Moderation is key of course, as you never want a dish to taste like salt, right? If you find you have been a little too zealous with the salt shaker, a good rule of thumb is to either add some grated potato or egg white, both of which you remove before serving. They absorb excess salt, but only in moderate amounts. So if you dropped the entire shaker, forget it. It’s done.
Now let’s get back to this “UMAMI” taste – it was discovered and given its name only in 1908 – compared to hundreds of years ago for our better known flavors above – by a Japanese chemist who isolated the flavor “meaty, savory” and realized that the release of the amino acid glutamate tickled a different taste sensation in us humans.
A study measured glutamate in breast milk and amniotic fluid and found the levels to be relatively high! So even before we are born we are exposed to umami, and view it as a pleasant sensation, judging from the newborn’s facial expression in the study.
The food industry has made heavy use of this new trend, and the infamous MSG – monosodium glutamate – was added to many processed and fried foods to enhance its flavor. This still remains a controversial and heavily studied topic, as it has been shown that the synthetic variety can cause health issues in sensitive individuals.
Natural umami flavoring include adding browned onions, dehydrated tomatoes, mushrooms, sea vegetables like kombu and even parmesan cheese.
Lastly, let’s not forget FAT. Fat is a flavor carrier. As it coats your tongue it carries with it the different flavors – sweet is felt more at the tip of the tongue while bitter and sour more towards the back and sides.
With a little fat, you are able to taste the flavors more fully. It also adds a certain richness to a dish, and you feel more satiated.
Fat received such a bad reputation in the 80’s, thank goodness we realize today that our body needs healthy fats, in moderation, but on a daily basis. Imagine a Mediterranean pasta dish without olive oil, an Asian curry without coconut oil, and a world without chocolate (cocoa fat).
Expert Chef Rebecca Katz uses her signature phrase FASS when it comes to unlocking the flavors in a dish. It stands for Fat, Acid, Salt, and Sweet.
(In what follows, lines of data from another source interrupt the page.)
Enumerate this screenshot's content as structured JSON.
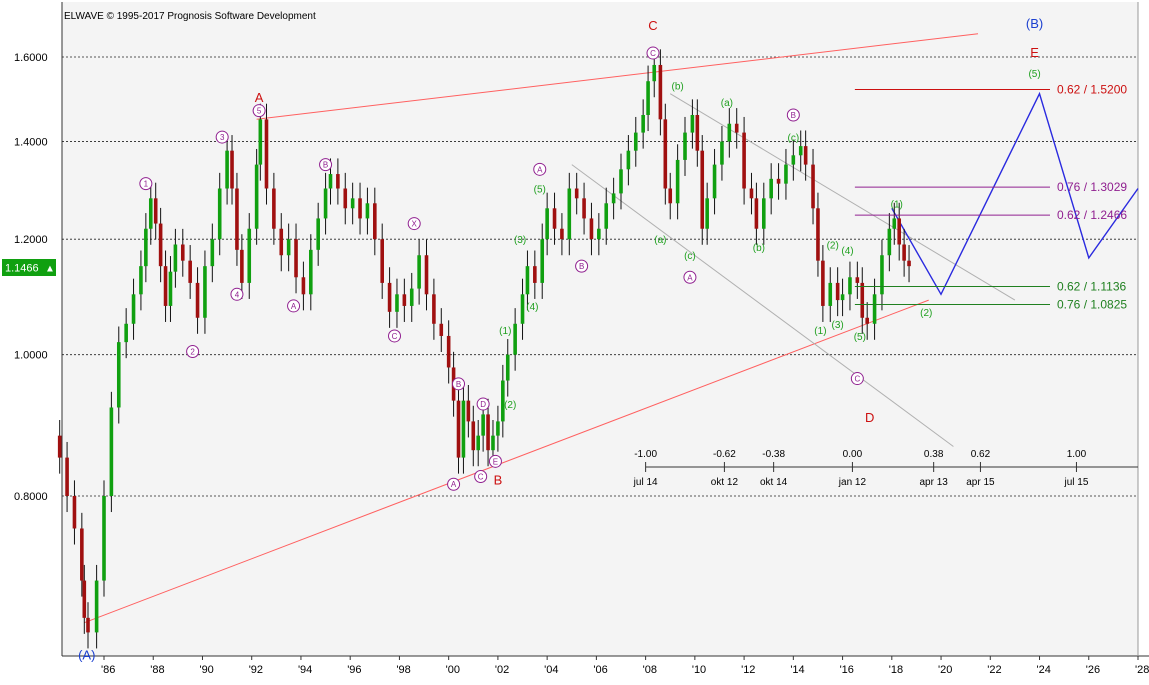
{
  "header": {
    "copyright": "ELWAVE © 1995-2017 Prognosis Software Development"
  },
  "price_badge": {
    "value": "1.1466",
    "arrow": "▲",
    "color": "#10a010"
  },
  "chart_data": {
    "type": "candlestick",
    "title": "",
    "xlabel": "",
    "ylabel": "",
    "scale": "log",
    "ylim": [
      0.615,
      1.7
    ],
    "xlim": [
      1984.0,
      2028.0
    ],
    "grid": true,
    "y_ticks": [
      1.6,
      1.4,
      1.2,
      1.0,
      0.8
    ],
    "y_tick_labels": [
      "1.6000",
      "1.4000",
      "1.2000",
      "1.0000",
      "0.8000"
    ],
    "x_ticks": [
      1986,
      1988,
      1990,
      1992,
      1994,
      1996,
      1998,
      2000,
      2002,
      2004,
      2006,
      2008,
      2010,
      2012,
      2014,
      2016,
      2018,
      2020,
      2022,
      2024,
      2026,
      2028
    ],
    "x_tick_labels": [
      "'86",
      "'88",
      "'90",
      "'92",
      "'94",
      "'96",
      "'98",
      "'00",
      "'02",
      "'04",
      "'06",
      "'08",
      "'10",
      "'12",
      "'14",
      "'16",
      "'18",
      "'20",
      "'22",
      "'24",
      "'26",
      "'28"
    ],
    "colors": {
      "up": "#10a010",
      "down": "#a01010",
      "primary_wave": "#cc1010",
      "intermediate_wave": "#902090",
      "minor_wave": "#20a020",
      "cycle_wave": "#1a3fd0",
      "channel": "#ff6060",
      "grey_channel": "#b0b0b0",
      "projection": "#2a2adf"
    },
    "price_path": [
      [
        1984.0,
        0.88
      ],
      [
        1984.2,
        0.85
      ],
      [
        1984.5,
        0.8
      ],
      [
        1984.8,
        0.76
      ],
      [
        1985.1,
        0.7
      ],
      [
        1985.2,
        0.66
      ],
      [
        1985.35,
        0.645
      ],
      [
        1985.7,
        0.7
      ],
      [
        1986.0,
        0.8
      ],
      [
        1986.3,
        0.92
      ],
      [
        1986.6,
        1.02
      ],
      [
        1986.9,
        1.05
      ],
      [
        1987.2,
        1.1
      ],
      [
        1987.5,
        1.15
      ],
      [
        1987.7,
        1.22
      ],
      [
        1987.9,
        1.28
      ],
      [
        1988.1,
        1.23
      ],
      [
        1988.3,
        1.15
      ],
      [
        1988.5,
        1.08
      ],
      [
        1988.7,
        1.14
      ],
      [
        1988.9,
        1.19
      ],
      [
        1989.2,
        1.16
      ],
      [
        1989.5,
        1.12
      ],
      [
        1989.8,
        1.06
      ],
      [
        1990.1,
        1.15
      ],
      [
        1990.4,
        1.2
      ],
      [
        1990.7,
        1.3
      ],
      [
        1991.0,
        1.38
      ],
      [
        1991.2,
        1.3
      ],
      [
        1991.4,
        1.18
      ],
      [
        1991.6,
        1.12
      ],
      [
        1991.9,
        1.22
      ],
      [
        1992.2,
        1.35
      ],
      [
        1992.35,
        1.45
      ],
      [
        1992.6,
        1.3
      ],
      [
        1992.9,
        1.22
      ],
      [
        1993.2,
        1.17
      ],
      [
        1993.5,
        1.2
      ],
      [
        1993.8,
        1.13
      ],
      [
        1994.1,
        1.1
      ],
      [
        1994.4,
        1.18
      ],
      [
        1994.7,
        1.24
      ],
      [
        1995.0,
        1.3
      ],
      [
        1995.2,
        1.33
      ],
      [
        1995.5,
        1.3
      ],
      [
        1995.8,
        1.26
      ],
      [
        1996.1,
        1.28
      ],
      [
        1996.4,
        1.24
      ],
      [
        1996.7,
        1.27
      ],
      [
        1997.0,
        1.2
      ],
      [
        1997.3,
        1.12
      ],
      [
        1997.6,
        1.07
      ],
      [
        1997.9,
        1.1
      ],
      [
        1998.2,
        1.08
      ],
      [
        1998.5,
        1.11
      ],
      [
        1998.8,
        1.17
      ],
      [
        1999.1,
        1.1
      ],
      [
        1999.4,
        1.05
      ],
      [
        1999.7,
        1.03
      ],
      [
        2000.0,
        0.98
      ],
      [
        2000.2,
        0.93
      ],
      [
        2000.4,
        0.85
      ],
      [
        2000.6,
        0.93
      ],
      [
        2000.8,
        0.9
      ],
      [
        2001.0,
        0.86
      ],
      [
        2001.2,
        0.88
      ],
      [
        2001.4,
        0.91
      ],
      [
        2001.6,
        0.86
      ],
      [
        2001.8,
        0.88
      ],
      [
        2002.0,
        0.9
      ],
      [
        2002.2,
        0.96
      ],
      [
        2002.4,
        1.0
      ],
      [
        2002.7,
        1.05
      ],
      [
        2003.0,
        1.1
      ],
      [
        2003.2,
        1.15
      ],
      [
        2003.5,
        1.12
      ],
      [
        2003.8,
        1.2
      ],
      [
        2004.0,
        1.26
      ],
      [
        2004.3,
        1.22
      ],
      [
        2004.6,
        1.2
      ],
      [
        2004.9,
        1.3
      ],
      [
        2005.2,
        1.28
      ],
      [
        2005.5,
        1.24
      ],
      [
        2005.8,
        1.2
      ],
      [
        2006.1,
        1.22
      ],
      [
        2006.4,
        1.27
      ],
      [
        2006.7,
        1.29
      ],
      [
        2007.0,
        1.34
      ],
      [
        2007.3,
        1.38
      ],
      [
        2007.6,
        1.42
      ],
      [
        2007.9,
        1.46
      ],
      [
        2008.1,
        1.54
      ],
      [
        2008.35,
        1.58
      ],
      [
        2008.6,
        1.45
      ],
      [
        2008.8,
        1.3
      ],
      [
        2009.0,
        1.27
      ],
      [
        2009.3,
        1.36
      ],
      [
        2009.6,
        1.42
      ],
      [
        2009.9,
        1.46
      ],
      [
        2010.1,
        1.38
      ],
      [
        2010.3,
        1.22
      ],
      [
        2010.5,
        1.28
      ],
      [
        2010.8,
        1.35
      ],
      [
        2011.1,
        1.4
      ],
      [
        2011.4,
        1.44
      ],
      [
        2011.7,
        1.42
      ],
      [
        2012.0,
        1.3
      ],
      [
        2012.3,
        1.28
      ],
      [
        2012.5,
        1.22
      ],
      [
        2012.8,
        1.28
      ],
      [
        2013.1,
        1.32
      ],
      [
        2013.4,
        1.31
      ],
      [
        2013.7,
        1.35
      ],
      [
        2014.0,
        1.37
      ],
      [
        2014.3,
        1.39
      ],
      [
        2014.5,
        1.35
      ],
      [
        2014.8,
        1.26
      ],
      [
        2015.0,
        1.16
      ],
      [
        2015.2,
        1.08
      ],
      [
        2015.5,
        1.12
      ],
      [
        2015.8,
        1.09
      ],
      [
        2016.0,
        1.1
      ],
      [
        2016.3,
        1.13
      ],
      [
        2016.6,
        1.12
      ],
      [
        2016.8,
        1.06
      ],
      [
        2017.0,
        1.05
      ],
      [
        2017.3,
        1.1
      ],
      [
        2017.6,
        1.17
      ],
      [
        2017.9,
        1.22
      ],
      [
        2018.1,
        1.24
      ],
      [
        2018.3,
        1.19
      ],
      [
        2018.5,
        1.16
      ],
      [
        2018.7,
        1.15
      ]
    ],
    "channels": [
      {
        "name": "upper",
        "kind": "red",
        "points": [
          [
            1992.2,
            1.45
          ],
          [
            2021.5,
            1.66
          ]
        ]
      },
      {
        "name": "lower",
        "kind": "red",
        "points": [
          [
            1985.2,
            0.655
          ],
          [
            2019.5,
            1.09
          ]
        ]
      },
      {
        "name": "grey-upper",
        "kind": "grey",
        "points": [
          [
            2009.0,
            1.51
          ],
          [
            2023.0,
            1.09
          ]
        ]
      },
      {
        "name": "grey-lower",
        "kind": "grey",
        "points": [
          [
            2005.0,
            1.35
          ],
          [
            2020.5,
            0.865
          ]
        ]
      },
      {
        "name": "blue-path",
        "kind": "blue",
        "points": [
          [
            2018.0,
            1.26
          ],
          [
            2020.0,
            1.1
          ],
          [
            2024.0,
            1.51
          ],
          [
            2026.0,
            1.165
          ],
          [
            2028.0,
            1.3
          ]
        ]
      }
    ],
    "fib_levels": [
      {
        "label": "0.62 / 1.5200",
        "value": 1.52,
        "x_start": 2016.5,
        "color": "#cc1010"
      },
      {
        "label": "0.76 / 1.3029",
        "value": 1.3029,
        "x_start": 2016.5,
        "color": "#902090"
      },
      {
        "label": "0.62 / 1.2466",
        "value": 1.2466,
        "x_start": 2016.5,
        "color": "#902090"
      },
      {
        "label": "0.62 / 1.1136",
        "value": 1.1136,
        "x_start": 2016.5,
        "color": "#208020"
      },
      {
        "label": "0.76 / 1.0825",
        "value": 1.0825,
        "x_start": 2016.5,
        "color": "#208020"
      }
    ],
    "wave_labels": [
      {
        "text": "C",
        "x": 2008.3,
        "y": 1.68,
        "kind": "primary"
      },
      {
        "text": "A",
        "x": 1992.3,
        "y": 1.5,
        "kind": "primary"
      },
      {
        "text": "B",
        "x": 2002.0,
        "y": 0.82,
        "kind": "primary"
      },
      {
        "text": "D",
        "x": 2017.1,
        "y": 0.905,
        "kind": "primary"
      },
      {
        "text": "E",
        "x": 2023.8,
        "y": 1.61,
        "kind": "primary"
      },
      {
        "text": "(B)",
        "x": 2023.8,
        "y": 1.685,
        "kind": "cycle"
      },
      {
        "text": "(A)",
        "x": 1985.3,
        "y": 0.622,
        "kind": "cycle"
      },
      {
        "text": "1",
        "x": 1987.7,
        "y": 1.31,
        "kind": "intermediate"
      },
      {
        "text": "2",
        "x": 1989.6,
        "y": 1.005,
        "kind": "intermediate"
      },
      {
        "text": "3",
        "x": 1990.8,
        "y": 1.41,
        "kind": "intermediate"
      },
      {
        "text": "4",
        "x": 1991.4,
        "y": 1.1,
        "kind": "intermediate"
      },
      {
        "text": "5",
        "x": 1992.3,
        "y": 1.47,
        "kind": "intermediate"
      },
      {
        "text": "A",
        "x": 1993.7,
        "y": 1.08,
        "kind": "intermediate"
      },
      {
        "text": "B",
        "x": 1995.0,
        "y": 1.35,
        "kind": "intermediate"
      },
      {
        "text": "C",
        "x": 1997.8,
        "y": 1.03,
        "kind": "intermediate"
      },
      {
        "text": "X",
        "x": 1998.6,
        "y": 1.23,
        "kind": "intermediate"
      },
      {
        "text": "A",
        "x": 2000.2,
        "y": 0.815,
        "kind": "intermediate"
      },
      {
        "text": "B",
        "x": 2000.4,
        "y": 0.955,
        "kind": "intermediate"
      },
      {
        "text": "C",
        "x": 2001.3,
        "y": 0.825,
        "kind": "intermediate"
      },
      {
        "text": "D",
        "x": 2001.4,
        "y": 0.925,
        "kind": "intermediate"
      },
      {
        "text": "E",
        "x": 2001.9,
        "y": 0.845,
        "kind": "intermediate"
      },
      {
        "text": "A",
        "x": 2003.7,
        "y": 1.34,
        "kind": "intermediate"
      },
      {
        "text": "B",
        "x": 2005.4,
        "y": 1.15,
        "kind": "intermediate"
      },
      {
        "text": "C",
        "x": 2008.3,
        "y": 1.61,
        "kind": "intermediate"
      },
      {
        "text": "A",
        "x": 2009.8,
        "y": 1.13,
        "kind": "intermediate"
      },
      {
        "text": "B",
        "x": 2014.0,
        "y": 1.46,
        "kind": "intermediate"
      },
      {
        "text": "C",
        "x": 2016.6,
        "y": 0.963,
        "kind": "intermediate"
      },
      {
        "text": "(b)",
        "x": 2009.3,
        "y": 1.53,
        "kind": "minor"
      },
      {
        "text": "(a)",
        "x": 2008.6,
        "y": 1.2,
        "kind": "minor"
      },
      {
        "text": "(c)",
        "x": 2009.8,
        "y": 1.17,
        "kind": "minor"
      },
      {
        "text": "(a)",
        "x": 2011.3,
        "y": 1.49,
        "kind": "minor"
      },
      {
        "text": "(b)",
        "x": 2012.6,
        "y": 1.185,
        "kind": "minor"
      },
      {
        "text": "(c)",
        "x": 2014.0,
        "y": 1.41,
        "kind": "minor"
      },
      {
        "text": "(5)",
        "x": 2003.7,
        "y": 1.3,
        "kind": "minor"
      },
      {
        "text": "(3)",
        "x": 2002.9,
        "y": 1.2,
        "kind": "minor"
      },
      {
        "text": "(4)",
        "x": 2003.4,
        "y": 1.08,
        "kind": "minor"
      },
      {
        "text": "(1)",
        "x": 2002.3,
        "y": 1.04,
        "kind": "minor"
      },
      {
        "text": "(2)",
        "x": 2002.5,
        "y": 0.925,
        "kind": "minor"
      },
      {
        "text": "(1)",
        "x": 2015.1,
        "y": 1.04,
        "kind": "minor"
      },
      {
        "text": "(2)",
        "x": 2015.6,
        "y": 1.19,
        "kind": "minor"
      },
      {
        "text": "(3)",
        "x": 2015.8,
        "y": 1.05,
        "kind": "minor"
      },
      {
        "text": "(4)",
        "x": 2016.2,
        "y": 1.18,
        "kind": "minor"
      },
      {
        "text": "(5)",
        "x": 2016.7,
        "y": 1.03,
        "kind": "minor"
      },
      {
        "text": "(1)",
        "x": 2018.2,
        "y": 1.27,
        "kind": "minor"
      },
      {
        "text": "(2)",
        "x": 2019.4,
        "y": 1.07,
        "kind": "minor"
      },
      {
        "text": "(5)",
        "x": 2023.8,
        "y": 1.56,
        "kind": "minor"
      }
    ],
    "time_ruler": {
      "ratios": [
        "-1.00",
        "-0.62",
        "-0.38",
        "0.00",
        "0.38",
        "0.62",
        "1.00"
      ],
      "dates": [
        "jul 14",
        "okt 12",
        "okt 14",
        "jan 12",
        "apr 13",
        "apr 15",
        "jul 15"
      ],
      "x": [
        2008.0,
        2011.2,
        2013.2,
        2016.4,
        2019.7,
        2021.6,
        2025.5
      ]
    }
  }
}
Use these 4 basics in your kitchen and you will always be able to create a bland dish into a sensation of Yum.
So then, what does “season to taste” do for you when you are not a seasoned chef…yet? I use it often in my recipes, as quite plainly what I like may not necessarily be quite to your liking.
I have trained myself – and yes, you can do that – to appreciate sweet with only a little amount of sugar, and to really enjoy and actually crave bitter rather than sweet. I cannot tolerate milk chocolate anymore, or any store-bought cookies or cakes, they are way too sweet for my palate.
Similarly, I like spicy foods, but not to the degree where my eyes begin to water, I still like to taste my food.
So when writing, or copying, recipes, “season to taste” means you are actually challenged to figure out what taste rocks your boat. If you don’t know what the dish is supposed to taste like in the first place, if it happens to be something completely new to you, revert back to FASS, and play with it until you like the flavors. Don’t forget to taste in between! And always start in small doses, ¼ or ½ teaspoon, then take it from there.
I almost never like the spice recommendations in any recipes I try out, and will add or subtract spices as I go along.
If, after reading this you still feel challenged to season to taste, use these 4 simple seasoning aids: sea salt and black pepper, lemon juice, maple syrup (if sweet is required) and extra virgin olive oil. They will add balanced flavor to any dish, and are a good base to start off with.